Prime Minister Jacinda Ardern was given a standing ovation at a remembrance service held for Christchurch Attack victims. She was applauded for her compassion and respect
A nation-wide memorial service for the Christchurch Attack victims was held in New Zealand witnessed a crowd of over 20,000 people. As Prime Minister Jacinda Ardern took the stage at Hagley Park, she was honoured with a standing ovation.
The compassion and respect shown by the leader to the Christchurch victims and their families have brought Ardern national and international appreciation.
After 5o people lost their lives to mass shootings, carried out by a gunman at two Christchurch mosques on March 15, New Zealand’s PM was quick to act on the situation.
Besides extending her full support to the Muslim community, Ardern asserted the need to highlight the names of the victims and not the gunman. She said the shooter “sought many things from his act of terror but one was notoriety, that is why you will never hear me mention his name.”
Less than a week after the mass shootings, New Zealand declared new gun laws. The decision banned military-style semi-automatics and assault rifles across the nation.
The move was applauded internationally for being the “fastest response ever by a government after a tragedy”.
Almost two weeks after the incursion, at the memorial service, PM Ardern said: “The world has been stuck in a vicious cycle of extremism breeding extremism and it must end.”
“We cannot confront these issues alone, none of us can. The answer lies in our humanity. But for now, we will remember the tears of our nation and the new resolve we have formed,” she added.
PM Ardern asserted that New Zealand needed to be a “place that is diverse, that is welcoming, that is kind and compassionate. Those values represent the very best of us. But even the ugliest of viruses can exist in places they are not welcome. Racism exists, but it is not welcome here.”
Amid applause, the Prime Minister said, “We each hold the power, in our words, in our actions, in our daily acts of kindness. Let that be the legacy of the 15th of March.”
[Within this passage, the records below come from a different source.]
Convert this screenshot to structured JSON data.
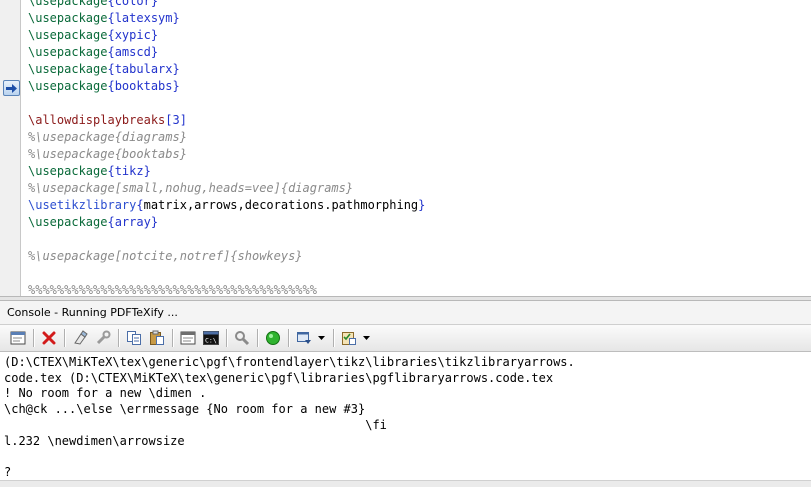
{
  "editor": {
    "lines": [
      [
        {
          "c": "cmd",
          "t": "\\usepackage"
        },
        {
          "c": "arg",
          "t": "{color}"
        }
      ],
      [
        {
          "c": "cmd",
          "t": "\\usepackage"
        },
        {
          "c": "arg",
          "t": "{latexsym}"
        }
      ],
      [
        {
          "c": "cmd",
          "t": "\\usepackage"
        },
        {
          "c": "arg",
          "t": "{xypic}"
        }
      ],
      [
        {
          "c": "cmd",
          "t": "\\usepackage"
        },
        {
          "c": "arg",
          "t": "{amscd}"
        }
      ],
      [
        {
          "c": "cmd",
          "t": "\\usepackage"
        },
        {
          "c": "arg",
          "t": "{tabularx}"
        }
      ],
      [
        {
          "c": "cmd",
          "t": "\\usepackage"
        },
        {
          "c": "arg",
          "t": "{booktabs}"
        }
      ],
      [],
      [
        {
          "c": "cmdb",
          "t": "\\allowdisplaybreaks"
        },
        {
          "c": "arg",
          "t": "[3]"
        }
      ],
      [
        {
          "c": "cmt",
          "t": "%\\usepackage{diagrams}"
        }
      ],
      [
        {
          "c": "cmt",
          "t": "%\\usepackage{booktabs}"
        }
      ],
      [
        {
          "c": "cmd",
          "t": "\\usepackage"
        },
        {
          "c": "arg",
          "t": "{tikz}"
        }
      ],
      [
        {
          "c": "cmt",
          "t": "%\\usepackage[small,nohug,heads=vee]{diagrams}"
        }
      ],
      [
        {
          "c": "cmdl",
          "t": "\\usetikzlibrary"
        },
        {
          "c": "arg",
          "t": "{"
        },
        {
          "c": "txt",
          "t": "matrix,arrows,decorations.pathmorphing"
        },
        {
          "c": "arg",
          "t": "}"
        }
      ],
      [
        {
          "c": "cmd",
          "t": "\\usepackage"
        },
        {
          "c": "arg",
          "t": "{array}"
        }
      ],
      [],
      [
        {
          "c": "cmt",
          "t": "%\\usepackage[notcite,notref]{showkeys}"
        }
      ],
      [],
      [
        {
          "c": "sep",
          "t": "%%%%%%%%%%%%%%%%%%%%%%%%%%%%%%%%%%%%%%%%"
        }
      ]
    ],
    "bookmark_line": 5
  },
  "console": {
    "title": "Console - Running PDFTeXify ...",
    "toolbar": [
      "console-window-icon",
      "stop-icon",
      "clear-icon",
      "options-icon",
      "copy-icon",
      "paste-icon",
      "log-icon",
      "command-prompt-icon",
      "find-icon",
      "go-icon",
      "output-profile-icon",
      "dropdown-icon",
      "checklist-icon",
      "dropdown-icon"
    ],
    "output": [
      "(D:\\CTEX\\MiKTeX\\tex\\generic\\pgf\\frontendlayer\\tikz\\libraries\\tikzlibraryarrows.",
      "code.tex (D:\\CTEX\\MiKTeX\\tex\\generic\\pgf\\libraries\\pgflibraryarrows.code.tex",
      "! No room for a new \\dimen .",
      "\\ch@ck ...\\else \\errmessage {No room for a new #3}",
      "                                                  \\fi",
      "l.232 \\newdimen\\arrowsize",
      "",
      "?"
    ]
  }
}
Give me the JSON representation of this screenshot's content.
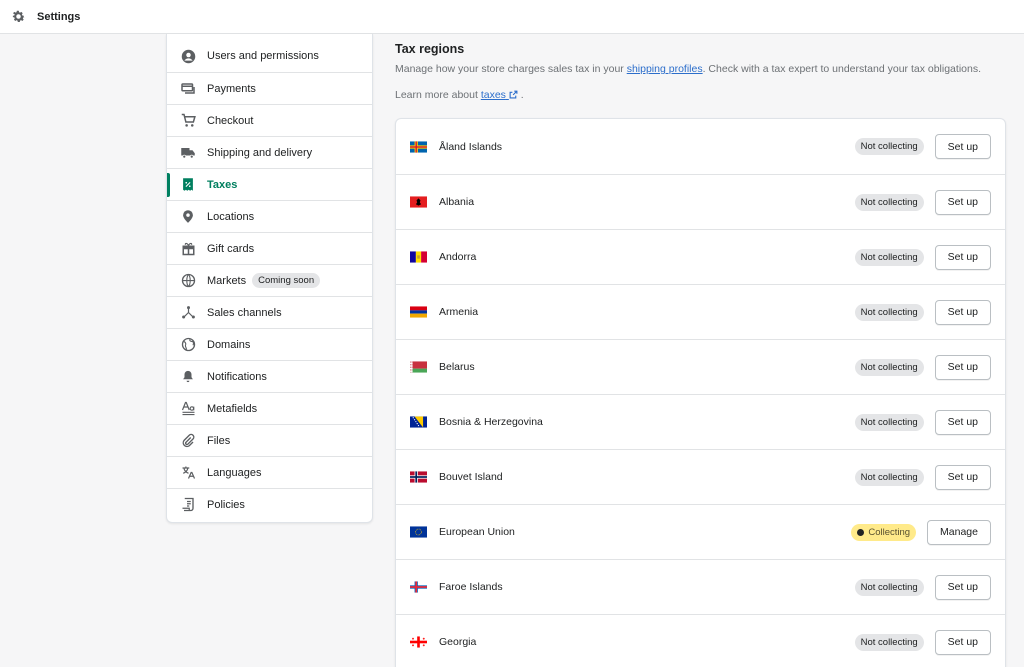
{
  "header": {
    "title": "Settings",
    "icon": "gear-icon"
  },
  "sidebar": {
    "items": [
      {
        "label": "Users and permissions",
        "icon": "user-icon"
      },
      {
        "label": "Payments",
        "icon": "payments-icon"
      },
      {
        "label": "Checkout",
        "icon": "cart-icon"
      },
      {
        "label": "Shipping and delivery",
        "icon": "truck-icon"
      },
      {
        "label": "Taxes",
        "icon": "taxes-icon",
        "active": true
      },
      {
        "label": "Locations",
        "icon": "location-pin-icon"
      },
      {
        "label": "Gift cards",
        "icon": "gift-icon"
      },
      {
        "label": "Markets",
        "icon": "globe-icon",
        "badge": "Coming soon"
      },
      {
        "label": "Sales channels",
        "icon": "channels-icon"
      },
      {
        "label": "Domains",
        "icon": "domain-globe-icon"
      },
      {
        "label": "Notifications",
        "icon": "bell-icon"
      },
      {
        "label": "Metafields",
        "icon": "metafields-icon"
      },
      {
        "label": "Files",
        "icon": "paperclip-icon"
      },
      {
        "label": "Languages",
        "icon": "translate-icon"
      },
      {
        "label": "Policies",
        "icon": "policy-icon"
      }
    ]
  },
  "main": {
    "title": "Tax regions",
    "desc_before": "Manage how your store charges sales tax in your ",
    "desc_link": "shipping profiles",
    "desc_after": ". Check with a tax expert to understand your tax obligations.",
    "learn_prefix": "Learn more about ",
    "learn_link": "taxes",
    "learn_suffix": " ."
  },
  "regions": [
    {
      "name": "Åland Islands",
      "status": "Not collecting",
      "action": "Set up",
      "flag": "aland"
    },
    {
      "name": "Albania",
      "status": "Not collecting",
      "action": "Set up",
      "flag": "albania"
    },
    {
      "name": "Andorra",
      "status": "Not collecting",
      "action": "Set up",
      "flag": "andorra"
    },
    {
      "name": "Armenia",
      "status": "Not collecting",
      "action": "Set up",
      "flag": "armenia"
    },
    {
      "name": "Belarus",
      "status": "Not collecting",
      "action": "Set up",
      "flag": "belarus"
    },
    {
      "name": "Bosnia & Herzegovina",
      "status": "Not collecting",
      "action": "Set up",
      "flag": "bosnia"
    },
    {
      "name": "Bouvet Island",
      "status": "Not collecting",
      "action": "Set up",
      "flag": "norway"
    },
    {
      "name": "European Union",
      "status": "Collecting",
      "action": "Manage",
      "flag": "eu"
    },
    {
      "name": "Faroe Islands",
      "status": "Not collecting",
      "action": "Set up",
      "flag": "faroe"
    },
    {
      "name": "Georgia",
      "status": "Not collecting",
      "action": "Set up",
      "flag": "georgia"
    }
  ],
  "colors": {
    "accent": "#008060",
    "link": "#2c6ecb",
    "collecting_badge": "#ffea8a"
  }
}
Shaggaf Khan, President of the Muslim Council of Canterbury, also addressed the service. He said, “You did not leave us alone in our sadness. New Zealand responded in a way that none of us will ever forget – that let the world know who we really are.”
British singer Yusuf Islam, widely known as Cat Stevens, performed his popular single, Peace Train at the event. Ahead of his performance, the singer said, “It’s only when good people stay sitting that evil rises. We’ve seen the opposite in this country.”
Survivor of the Christchurch shooting, Farid Ahmed received a massive applause for his moving speech that called for peace. He said, “I don’t want a heart that is boiling like a volcano. I want a heart that will be full of love and care, and will have mercy.” He told the crowd, he had forgiven the gunman.